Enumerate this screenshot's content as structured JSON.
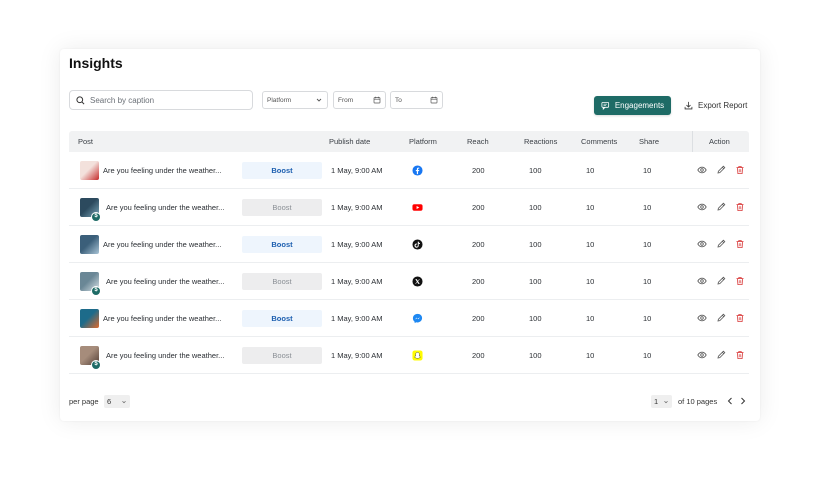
{
  "page": {
    "title": "Insights"
  },
  "filters": {
    "search_placeholder": "Search by caption",
    "platform_label": "Platform",
    "from_label": "From",
    "to_label": "To"
  },
  "actions": {
    "engagements_label": "Engagements",
    "export_label": "Export Report"
  },
  "table": {
    "headers": {
      "post": "Post",
      "publish_date": "Publish date",
      "platform": "Platform",
      "reach": "Reach",
      "reactions": "Reactions",
      "comments": "Comments",
      "share": "Share",
      "action": "Action"
    },
    "rows": [
      {
        "caption": "Are you feeling under the weather...",
        "boost": "Boost",
        "boost_active": true,
        "date": "1 May, 9:00 AM",
        "platform_icon": "facebook-icon",
        "reach": "200",
        "reactions": "100",
        "comments": "10",
        "share": "10",
        "has_badge": false
      },
      {
        "caption": "Are you feeling under the weather...",
        "boost": "Boost",
        "boost_active": false,
        "date": "1 May, 9:00 AM",
        "platform_icon": "youtube-icon",
        "reach": "200",
        "reactions": "100",
        "comments": "10",
        "share": "10",
        "has_badge": true
      },
      {
        "caption": "Are you feeling under the weather...",
        "boost": "Boost",
        "boost_active": true,
        "date": "1 May, 9:00 AM",
        "platform_icon": "tiktok-icon",
        "reach": "200",
        "reactions": "100",
        "comments": "10",
        "share": "10",
        "has_badge": false
      },
      {
        "caption": "Are you feeling under the weather...",
        "boost": "Boost",
        "boost_active": false,
        "date": "1 May, 9:00 AM",
        "platform_icon": "x-icon",
        "reach": "200",
        "reactions": "100",
        "comments": "10",
        "share": "10",
        "has_badge": true
      },
      {
        "caption": "Are you feeling under the weather...",
        "boost": "Boost",
        "boost_active": true,
        "date": "1 May, 9:00 AM",
        "platform_icon": "messenger-icon",
        "reach": "200",
        "reactions": "100",
        "comments": "10",
        "share": "10",
        "has_badge": false
      },
      {
        "caption": "Are you feeling under the weather...",
        "boost": "Boost",
        "boost_active": false,
        "date": "1 May, 9:00 AM",
        "platform_icon": "snapchat-icon",
        "reach": "200",
        "reactions": "100",
        "comments": "10",
        "share": "10",
        "has_badge": true
      }
    ]
  },
  "pagination": {
    "per_page_label": "per page",
    "per_page_value": "6",
    "current_page": "1",
    "of_pages_text": "of 10 pages"
  },
  "colors": {
    "accent": "#1e6b66",
    "boost_active_text": "#1d5fb0",
    "delete": "#d93a3a"
  }
}
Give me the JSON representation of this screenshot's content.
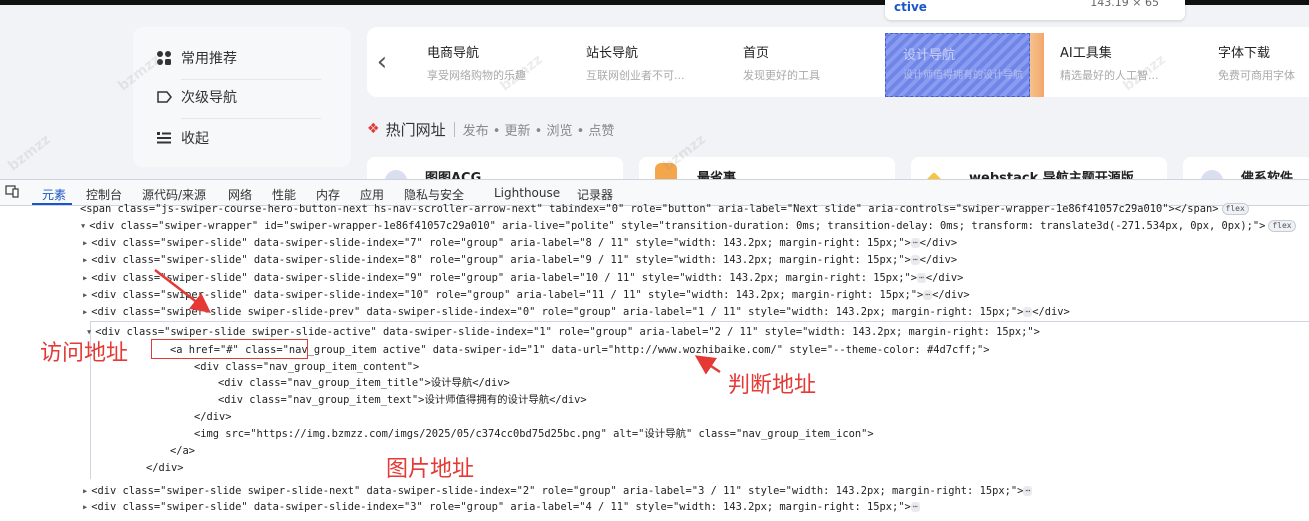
{
  "tooltip": {
    "label": "ctive",
    "size": "143.19 × 65"
  },
  "sidebar": {
    "items": [
      {
        "label": "常用推荐",
        "icon": "grid-icon"
      },
      {
        "label": "次级导航",
        "icon": "tag-icon"
      },
      {
        "label": "收起",
        "icon": "collapse-icon"
      }
    ]
  },
  "nav": {
    "items": [
      {
        "title": "电商导航",
        "text": "享受网络购物的乐趣"
      },
      {
        "title": "站长导航",
        "text": "互联网创业者不可..."
      },
      {
        "title": "首页",
        "text": "发现更好的工具"
      },
      {
        "title": "设计导航",
        "text": "设计师值得拥有的设计导航"
      },
      {
        "title": "AI工具集",
        "text": "精选最好的人工智..."
      },
      {
        "title": "字体下载",
        "text": "免费可商用字体"
      }
    ]
  },
  "hot": {
    "title": "热门网址",
    "meta": "发布 • 更新 • 浏览 • 点赞"
  },
  "cards": [
    {
      "title": "图图ACG"
    },
    {
      "title": "最省事"
    },
    {
      "title": "webstack 导航主题开源版"
    },
    {
      "title": "佛系软件"
    }
  ],
  "devtools": {
    "tabs": [
      "元素",
      "控制台",
      "源代码/来源",
      "网络",
      "性能",
      "内存",
      "应用",
      "隐私与安全",
      "Lighthouse",
      "记录器"
    ],
    "lines": [
      "<span class=\"js-swiper-course-hero-button-next hs-nav-scroller-arrow-next\" tabindex=\"0\" role=\"button\" aria-label=\"Next slide\" aria-controls=\"swiper-wrapper-1e86f41057c29a010\">",
      "<div class=\"swiper-wrapper\" id=\"swiper-wrapper-1e86f41057c29a010\" aria-live=\"polite\" style=\"transition-duration: 0ms; transition-delay: 0ms; transform: translate3d(-271.534px, 0px, 0px);\">",
      "<div class=\"swiper-slide\" data-swiper-slide-index=\"7\" role=\"group\" aria-label=\"8 / 11\" style=\"width: 143.2px; margin-right: 15px;\">",
      "<div class=\"swiper-slide\" data-swiper-slide-index=\"8\" role=\"group\" aria-label=\"9 / 11\" style=\"width: 143.2px; margin-right: 15px;\">",
      "<div class=\"swiper-slide\" data-swiper-slide-index=\"9\" role=\"group\" aria-label=\"10 / 11\" style=\"width: 143.2px; margin-right: 15px;\">",
      "<div class=\"swiper-slide\" data-swiper-slide-index=\"10\" role=\"group\" aria-label=\"11 / 11\" style=\"width: 143.2px; margin-right: 15px;\">",
      "<div class=\"swiper-slide swiper-slide-prev\" data-swiper-slide-index=\"0\" role=\"group\" aria-label=\"1 / 11\" style=\"width: 143.2px; margin-right: 15px;\">",
      "<div class=\"swiper-slide swiper-slide-active\" data-swiper-slide-index=\"1\" role=\"group\" aria-label=\"2 / 11\" style=\"width: 143.2px; margin-right: 15px;\">",
      "<a href=\"#\" class=\"nav_group_item active\" data-swiper-id=\"1\" data-url=\"http://www.wozhibaike.com/\" style=\"--theme-color: #4d7cff;\">",
      "<div class=\"nav_group_item_content\">",
      "<div class=\"nav_group_item_title\">设计导航</div>",
      "<div class=\"nav_group_item_text\">设计师值得拥有的设计导航</div>",
      "</div>",
      "<img src=\"https://img.bzmzz.com/imgs/2025/05/c374cc0bd75d25bc.png\" alt=\"设计导航\" class=\"nav_group_item_icon\">",
      "</a>",
      "</div>",
      "<div class=\"swiper-slide swiper-slide-next\" data-swiper-slide-index=\"2\" role=\"group\" aria-label=\"3 / 11\" style=\"width: 143.2px; margin-right: 15px;\">",
      "<div class=\"swiper-slide\" data-swiper-slide-index=\"3\" role=\"group\" aria-label=\"4 / 11\" style=\"width: 143.2px; margin-right: 15px;\">"
    ],
    "end_tags": [
      "</span>",
      "</div>",
      "</div>",
      "</div>",
      "</div>",
      "</div>"
    ],
    "badge_flex": "flex",
    "dots": "⋯"
  },
  "annotations": {
    "visit": "访问地址",
    "judge": "判断地址",
    "image": "图片地址"
  },
  "colors": {
    "annotation": "#e53935",
    "tab_active": "#1a56c8",
    "active_slide": "#6f86e8"
  },
  "watermark": "bzmzz"
}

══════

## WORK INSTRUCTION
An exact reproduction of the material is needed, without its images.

## COMPLETED EXERCISE
Enumerate this screenshot's content as structured JSON.
{
  "page": {
    "title": "Insights"
  },
  "filters": {
    "search_placeholder": "Search by caption",
    "platform_label": "Platform",
    "from_label": "From",
    "to_label": "To"
  },
  "actions": {
    "engagements_label": "Engagements",
    "export_label": "Export Report"
  },
  "table": {
    "headers": {
      "post": "Post",
      "publish_date": "Publish date",
      "platform": "Platform",
      "reach": "Reach",
      "reactions": "Reactions",
      "comments": "Comments",
      "share": "Share",
      "action": "Action"
    },
    "rows": [
      {
        "caption": "Are you feeling under the weather...",
        "boost": "Boost",
        "boost_active": true,
        "date": "1 May, 9:00 AM",
        "platform_icon": "facebook-icon",
        "reach": "200",
        "reactions": "100",
        "comments": "10",
        "share": "10",
        "has_badge": false
      },
      {
        "caption": "Are you feeling under the weather...",
        "boost": "Boost",
        "boost_active": false,
        "date": "1 May, 9:00 AM",
        "platform_icon": "youtube-icon",
        "reach": "200",
        "reactions": "100",
        "comments": "10",
        "share": "10",
        "has_badge": true
      },
      {
        "caption": "Are you feeling under the weather...",
        "boost": "Boost",
        "boost_active": true,
        "date": "1 May, 9:00 AM",
        "platform_icon": "tiktok-icon",
        "reach": "200",
        "reactions": "100",
        "comments": "10",
        "share": "10",
        "has_badge": false
      },
      {
        "caption": "Are you feeling under the weather...",
        "boost": "Boost",
        "boost_active": false,
        "date": "1 May, 9:00 AM",
        "platform_icon": "x-icon",
        "reach": "200",
        "reactions": "100",
        "comments": "10",
        "share": "10",
        "has_badge": true
      },
      {
        "caption": "Are you feeling under the weather...",
        "boost": "Boost",
        "boost_active": true,
        "date": "1 May, 9:00 AM",
        "platform_icon": "messenger-icon",
        "reach": "200",
        "reactions": "100",
        "comments": "10",
        "share": "10",
        "has_badge": false
      },
      {
        "caption": "Are you feeling under the weather...",
        "boost": "Boost",
        "boost_active": false,
        "date": "1 May, 9:00 AM",
        "platform_icon": "snapchat-icon",
        "reach": "200",
        "reactions": "100",
        "comments": "10",
        "share": "10",
        "has_badge": true
      }
    ]
  },
  "pagination": {
    "per_page_label": "per page",
    "per_page_value": "6",
    "current_page": "1",
    "of_pages_text": "of 10 pages"
  },
  "colors": {
    "accent": "#1e6b66",
    "boost_active_text": "#1d5fb0",
    "delete": "#d93a3a"
  }
}
Give me the JSON representation of this screenshot's content.
{
  "tooltip": {
    "label": "ctive",
    "size": "143.19 × 65"
  },
  "sidebar": {
    "items": [
      {
        "label": "常用推荐",
        "icon": "grid-icon"
      },
      {
        "label": "次级导航",
        "icon": "tag-icon"
      },
      {
        "label": "收起",
        "icon": "collapse-icon"
      }
    ]
  },
  "nav": {
    "items": [
      {
        "title": "电商导航",
        "text": "享受网络购物的乐趣"
      },
      {
        "title": "站长导航",
        "text": "互联网创业者不可..."
      },
      {
        "title": "首页",
        "text": "发现更好的工具"
      },
      {
        "title": "设计导航",
        "text": "设计师值得拥有的设计导航"
      },
      {
        "title": "AI工具集",
        "text": "精选最好的人工智..."
      },
      {
        "title": "字体下载",
        "text": "免费可商用字体"
      }
    ]
  },
  "hot": {
    "title": "热门网址",
    "meta": "发布 • 更新 • 浏览 • 点赞"
  },
  "cards": [
    {
      "title": "图图ACG"
    },
    {
      "title": "最省事"
    },
    {
      "title": "webstack 导航主题开源版"
    },
    {
      "title": "佛系软件"
    }
  ],
  "devtools": {
    "tabs": [
      "元素",
      "控制台",
      "源代码/来源",
      "网络",
      "性能",
      "内存",
      "应用",
      "隐私与安全",
      "Lighthouse",
      "记录器"
    ],
    "lines": [
      "<span class=\"js-swiper-course-hero-button-next hs-nav-scroller-arrow-next\" tabindex=\"0\" role=\"button\" aria-label=\"Next slide\" aria-controls=\"swiper-wrapper-1e86f41057c29a010\">",
      "<div class=\"swiper-wrapper\" id=\"swiper-wrapper-1e86f41057c29a010\" aria-live=\"polite\" style=\"transition-duration: 0ms; transition-delay: 0ms; transform: translate3d(-271.534px, 0px, 0px);\">",
      "<div class=\"swiper-slide\" data-swiper-slide-index=\"7\" role=\"group\" aria-label=\"8 / 11\" style=\"width: 143.2px; margin-right: 15px;\">",
      "<div class=\"swiper-slide\" data-swiper-slide-index=\"8\" role=\"group\" aria-label=\"9 / 11\" style=\"width: 143.2px; margin-right: 15px;\">",
      "<div class=\"swiper-slide\" data-swiper-slide-index=\"9\" role=\"group\" aria-label=\"10 / 11\" style=\"width: 143.2px; margin-right: 15px;\">",
      "<div class=\"swiper-slide\" data-swiper-slide-index=\"10\" role=\"group\" aria-label=\"11 / 11\" style=\"width: 143.2px; margin-right: 15px;\">",
      "<div class=\"swiper-slide swiper-slide-prev\" data-swiper-slide-index=\"0\" role=\"group\" aria-label=\"1 / 11\" style=\"width: 143.2px; margin-right: 15px;\">",
      "<div class=\"swiper-slide swiper-slide-active\" data-swiper-slide-index=\"1\" role=\"group\" aria-label=\"2 / 11\" style=\"width: 143.2px; margin-right: 15px;\">",
      "<a href=\"#\" class=\"nav_group_item active\" data-swiper-id=\"1\" data-url=\"http://www.wozhibaike.com/\" style=\"--theme-color: #4d7cff;\">",
      "<div class=\"nav_group_item_content\">",
      "<div class=\"nav_group_item_title\">设计导航</div>",
      "<div class=\"nav_group_item_text\">设计师值得拥有的设计导航</div>",
      "</div>",
      "<img src=\"https://img.bzmzz.com/imgs/2025/05/c374cc0bd75d25bc.png\" alt=\"设计导航\" class=\"nav_group_item_icon\">",
      "</a>",
      "</div>",
      "<div class=\"swiper-slide swiper-slide-next\" data-swiper-slide-index=\"2\" role=\"group\" aria-label=\"3 / 11\" style=\"width: 143.2px; margin-right: 15px;\">",
      "<div class=\"swiper-slide\" data-swiper-slide-index=\"3\" role=\"group\" aria-label=\"4 / 11\" style=\"width: 143.2px; margin-right: 15px;\">"
    ],
    "end_tags": [
      "</span>",
      "</div>",
      "</div>",
      "</div>",
      "</div>",
      "</div>"
    ],
    "badge_flex": "flex",
    "dots": "⋯"
  },
  "annotations": {
    "visit": "访问地址",
    "judge": "判断地址",
    "image": "图片地址"
  },
  "colors": {
    "annotation": "#e53935",
    "tab_active": "#1a56c8",
    "active_slide": "#6f86e8"
  },
  "watermark": "bzmzz"
}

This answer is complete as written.